Bennett and Kendricks are a significant upgrade from Cook. They allow Packers head coach Mike McCarthy and quarterback Aaron Rodgers the flexibility to show run-heavy formations and pass, or deploy pass-heavy personnel and run the football.
The Packers’ offense has improved considerably with the additions of Bennett and Kendricks for several reasons.
First, Bennett is a proven winner, and for all of those who are concerned because of his tendency to be “outspoken,” I say you can’t have true leadership without veterans such as Bennett.
Whatever he says might be controversial, although I suspect there’s a fair amount of truth in whatever Bennett is espousing. The Packers’ locker room is strong enough to handle any potential controversy. Furthermore, winning helps solve plenty, and Bennett is a winner.
Kendricks, like Bennett, also is a proven veteran. Kendricks will be available in January, when it matters most, because his history suggests he’s both accountable and available. He also is versatile and adept at lining up wide, in the slot, on a tackle’s shoulder and in the backfield.
The Packers intend to be more unpredictable, not in terms of various formations in the passing game, but rather being harder t get a read on in regards to run versus pass.
The Packers elected to let Eddie Lacy walk. They also did next to nothing to prevent Datone Jones from signing with the Vikings. I think both moves were addition by subtraction.
Jones never came close to realizing his potential, while Lacy remained a problem in regards to his less-than-stellar conditioning. It was time for the Packers to move on from Lacy.
A Packers RB
The question is what will they do at running back?
The addition of Michael gives the Packers the semblance of a running back depth chart. They have two. GM Ted Thompson made it clear at the NFL owners meetings Monday that Green Bay intends to add at least another running back.
That opens the door for the Packers to sign Adrian Peterson, especially if the former Vikings running back has come to realize that his opinion of his market value differs from reality.
Peterson would be an interesting addition to the Packers’ attack. If he can recapture his form as one of the league’s top rushers, it can only help Rodgers and the Packers’ offense.

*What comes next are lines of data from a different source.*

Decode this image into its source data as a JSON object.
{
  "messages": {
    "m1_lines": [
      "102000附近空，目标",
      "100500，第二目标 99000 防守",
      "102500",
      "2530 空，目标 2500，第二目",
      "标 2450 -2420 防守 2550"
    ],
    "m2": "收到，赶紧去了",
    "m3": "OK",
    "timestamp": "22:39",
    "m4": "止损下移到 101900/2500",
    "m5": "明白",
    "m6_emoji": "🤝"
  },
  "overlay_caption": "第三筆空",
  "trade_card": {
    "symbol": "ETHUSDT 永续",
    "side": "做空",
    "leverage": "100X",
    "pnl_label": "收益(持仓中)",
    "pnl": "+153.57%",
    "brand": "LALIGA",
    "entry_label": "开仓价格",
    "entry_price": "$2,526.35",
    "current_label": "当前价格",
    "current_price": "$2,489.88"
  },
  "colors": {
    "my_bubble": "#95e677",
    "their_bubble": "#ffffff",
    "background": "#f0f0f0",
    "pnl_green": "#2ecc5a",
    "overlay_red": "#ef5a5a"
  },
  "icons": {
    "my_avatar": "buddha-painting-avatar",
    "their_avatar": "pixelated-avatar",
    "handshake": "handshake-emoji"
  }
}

Imagine what an upgrade it would be to have Peterson, Michael and Ty Montgomery as the team’s running backs going into the season, as opposed to last year’s group: Lacy, James Starks and nobody else.
The Packers D
Defensively, the Packers added four players who can contribute in the upcoming season.
Ricky Jean-Francois, 30, is a rugged, dependable veteran defensive tackle. Francois, 6-3, 313, should be able to compensate for Letroy Guion’s absence in the first four games. In fact, Jean-Francois might be the team’s starting nose tackle long before Guion’s return.
Nick Perry, coming off an 11-sack season, and the potential-heavy Jayrone Elliott, give much-needed help as edge rushers.
Veteran Davon House also was resigned to help the Packers’ defensive secondary.
The reality is that each of these players gives the Packers’ defense help at each level. That’s the good news. It lays the foundation for a competitive defense. Now, the Packers need to add talent, youth and playmakers at each of those levels of defense.
The Packers need at least another defensive tackle, edge pass rusher and cover cornerback.
That’s a lot to ask of one draft class.
Then again, Thompson and the Packers have been able to add a lot of talent in a single draft class. If nothing else, the Packers have laid the foundation to make a really strong draft meaningful.
Chris Havel is a national best-selling author and his latest book is Lombardi: An Illustrated Life. Havel can be heard Monday through Friday from 4-6 p.m. CDT on WDUZ FM 107.5 The Fan, or on AM-1400, as well as Fan Internet Radio (www.thefan1075.com). Havel also hosts Event USA’s MVP Parties the evening before home games.